    7 Replies
    1. re: Steveberkeley

      Steve. Should I sharpen it myself, or take it to my trusted knife sharpener?

      So far, it has performed amazingly well, zinging through vegetables as if they weren't there. The description I found on their site and on the label on the knife box itself says not to use it for bone or anything too solid, as it is meant for veggies and fish and such.

      Here is the site

      What other types of Japanese knives do you have?

      1. re: Diana

        Just a note. If you deburr as suggested on you will scratch up the side of the knife. There are better ways to do this.

          1. re: Diana

            This hard felt pad works very well to remove burrs. The knife is passed across in a edge trailing motion. The hard felt will catch and break off the burr.


            Some people like to lightly pass the edge across a cork or wood to deburr. Some use a ceramic steel to break off the burr. different strokes right?

        1. re: Diana
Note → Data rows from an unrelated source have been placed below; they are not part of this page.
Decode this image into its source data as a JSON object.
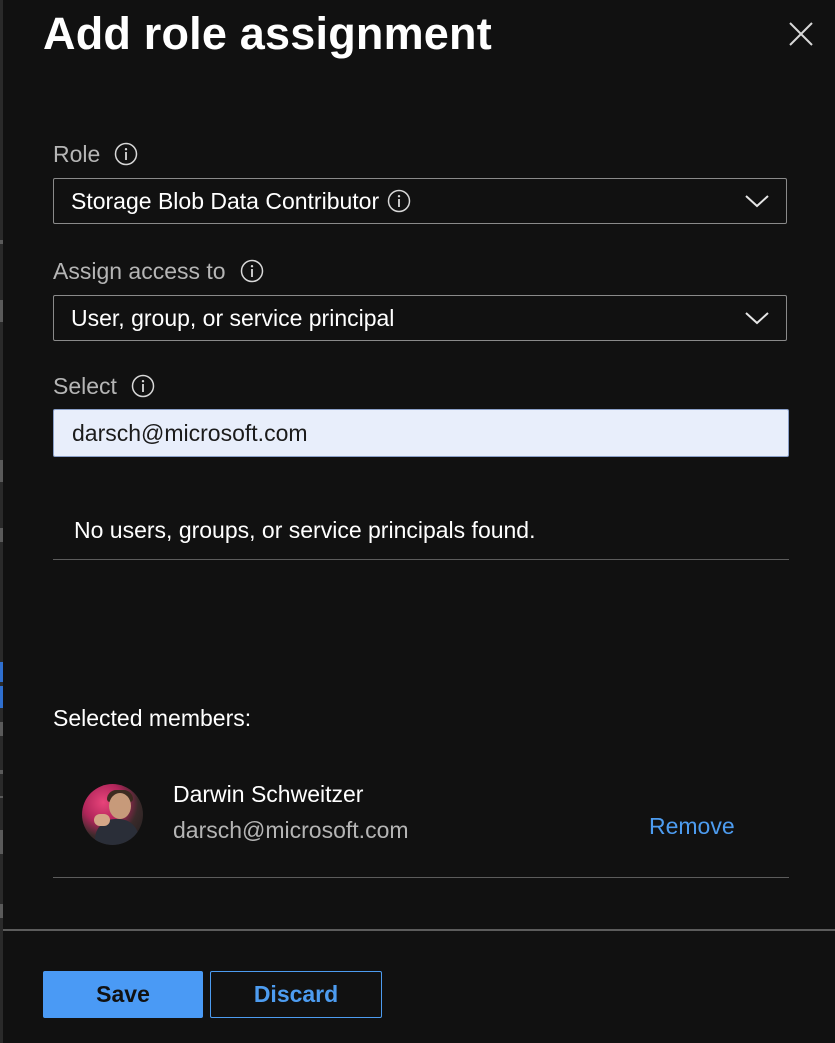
{
  "panel": {
    "title": "Add role assignment",
    "close_icon": "close-icon"
  },
  "role": {
    "label": "Role",
    "value": "Storage Blob Data Contributor",
    "info_icon": "info-icon",
    "chevron_icon": "chevron-down-icon"
  },
  "assign_access": {
    "label": "Assign access to",
    "value": "User, group, or service principal",
    "info_icon": "info-icon",
    "chevron_icon": "chevron-down-icon"
  },
  "select": {
    "label": "Select",
    "value": "darsch@microsoft.com",
    "info_icon": "info-icon"
  },
  "search_results": {
    "empty_message": "No users, groups, or service principals found."
  },
  "selected_members": {
    "heading": "Selected members:",
    "items": [
      {
        "name": "Darwin Schweitzer",
        "email": "darsch@microsoft.com",
        "remove_label": "Remove"
      }
    ]
  },
  "footer": {
    "save_label": "Save",
    "discard_label": "Discard"
  },
  "colors": {
    "background": "#111111",
    "accent": "#4a9af5",
    "link": "#4d9cf0",
    "input_bg": "#e8eefb"
  }
}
          If you're not up to sharpening yourself, Dave at for any knife sharpening. He specializes in Japanese knives, and does them by hand. He can also repair them as well. Under no circumstances should you take your knife to someone who uses a grinder. Even with the best of care they will take years of use off your knife. BTW, Dave also sells sharpening supplies too... One of the few on the web who discount Shapton stones.....
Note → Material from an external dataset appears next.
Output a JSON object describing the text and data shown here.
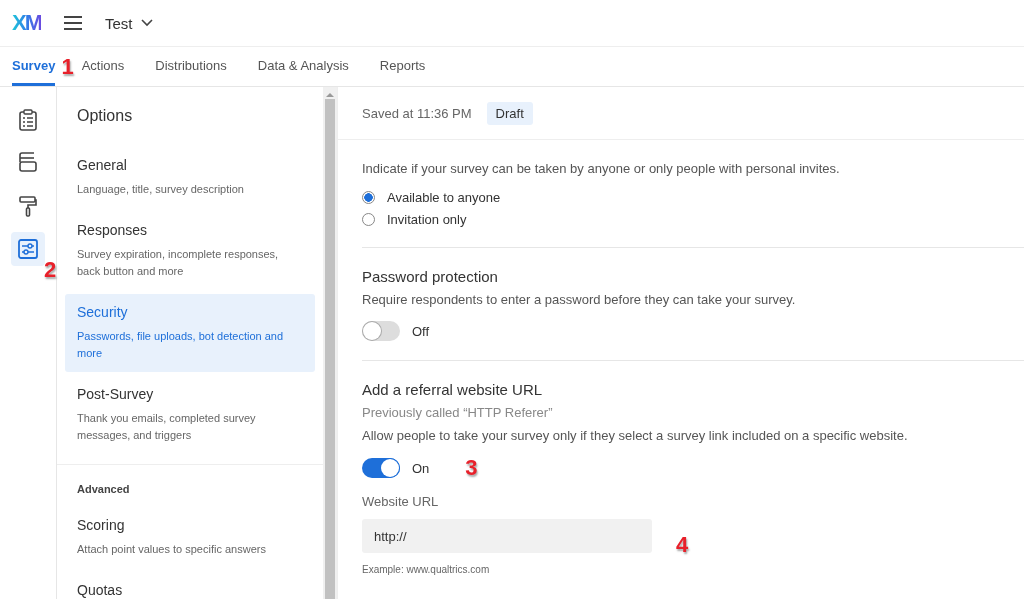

          D and R Sharpening
          Fleetwood, PA, Fleetwood, PA

        2. re: Steveberkeley

          I am looking at several brands as well at I would like to try a small paring knife as well as a sharp larger knife that can do the work of a chef's knife. Do you have any favorite manufactuers?

          1. re: RGC1982

            As to whether to sharpen it yourself or take it to a sharpener, that depends. Japanese knives should be hand sharpened for the most part. There are some really good sharpeners who use some power equipment and finish on bench stones, but you have to be really, really good. The sharpener at Korin in New York is a master but I don't know if he sharpens knives he doesn't sell. Korin, by the way, is an excellent place to check out a wide array of Japanese knives. Kikuichi is great but you may find something that fits better in your hand.

            If you know how to sharpen on stones and have some, by all means do it yourself. Most collectors learn to. If you don't want to learn, which is understandable, take them or send them to be sharpened. Don't do it on a machine or a drag through sharpener. If your trusted sharpener understands Japanese knives and sharpens by hand, take them to him. If not, even though he may be good with German and French knives, I'd try Korin or some other Japanese knife specialist in New York or send them to Dave at as scubadoo97 mentioned above. Dave is great. I learned to sharpen from him and he's amazing. Great guy too.

            If you sharpen yourself, the hard felt pad mentioned above is great. I'd worry first about stones and after that a strop though. If you want to learn to sharpen, sells a really excellent DVD. It does take practice and there is a learning curve. Enjoy.

        3. The Chef where I work let me try his gyutou with a hammered finish. Really sweet hand-crafted knife. I think he gets them from the Knife Merchant. I'm going to pick one up next paycheck.